Work item:
Go line by line through the entries and show those that hold the string "heading".

Start of Record set

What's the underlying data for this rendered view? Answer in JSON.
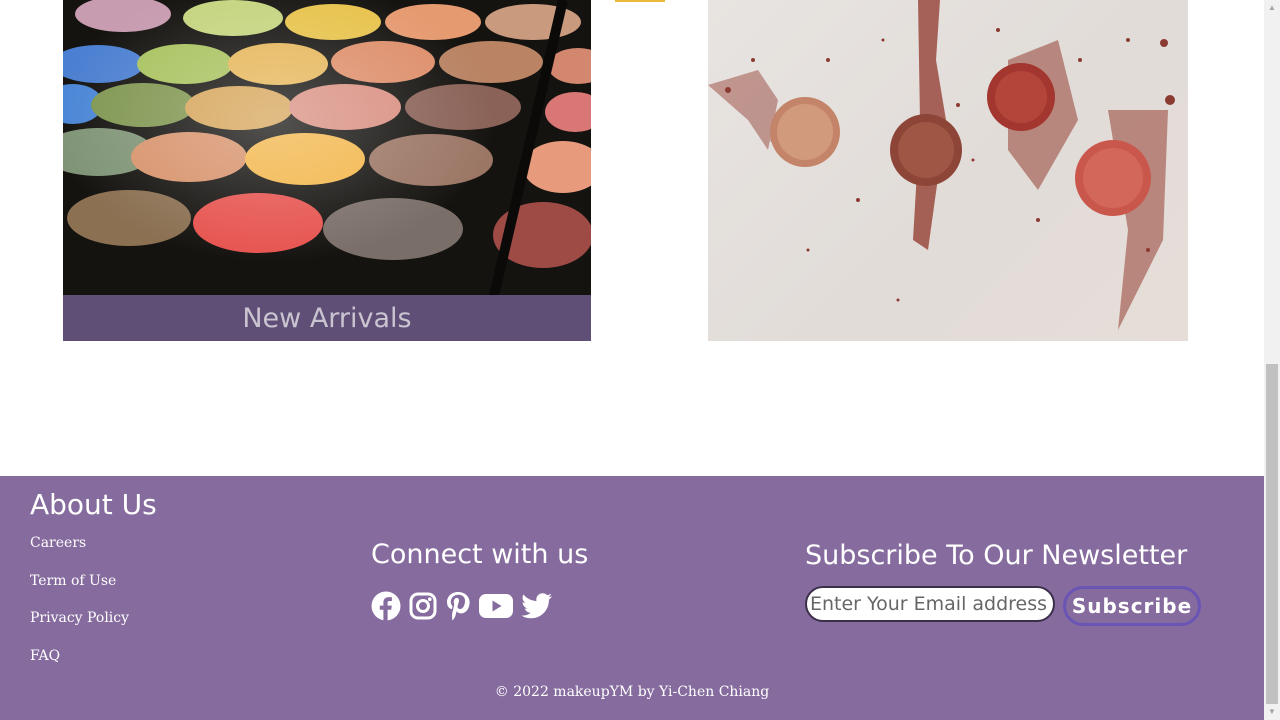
{
  "cards": {
    "palette": {
      "caption": "New Arrivals",
      "image": "eyeshadow-palette-photo"
    },
    "powder": {
      "image": "crushed-powder-photo"
    }
  },
  "footer": {
    "about": {
      "heading": "About Us",
      "links": [
        "Careers",
        "Term of Use",
        "Privacy Policy",
        "FAQ"
      ]
    },
    "connect": {
      "heading": "Connect with us",
      "icons": [
        "facebook-icon",
        "instagram-icon",
        "pinterest-icon",
        "youtube-icon",
        "twitter-icon"
      ]
    },
    "newsletter": {
      "heading": "Subscribe To Our Newsletter",
      "email_placeholder": "Enter Your Email address",
      "button_label": "Subscribe"
    },
    "copyright": "© 2022 makeupYM by Yi-Chen Chiang"
  },
  "colors": {
    "footer_bg": "#866b9e",
    "caption_bg": "#5f4f77",
    "button_border": "#6a55b5"
  }
}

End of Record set

Your response:
      "heading": "About Us",
      "heading": "Connect with us",
      "heading": "Subscribe To Our Newsletter",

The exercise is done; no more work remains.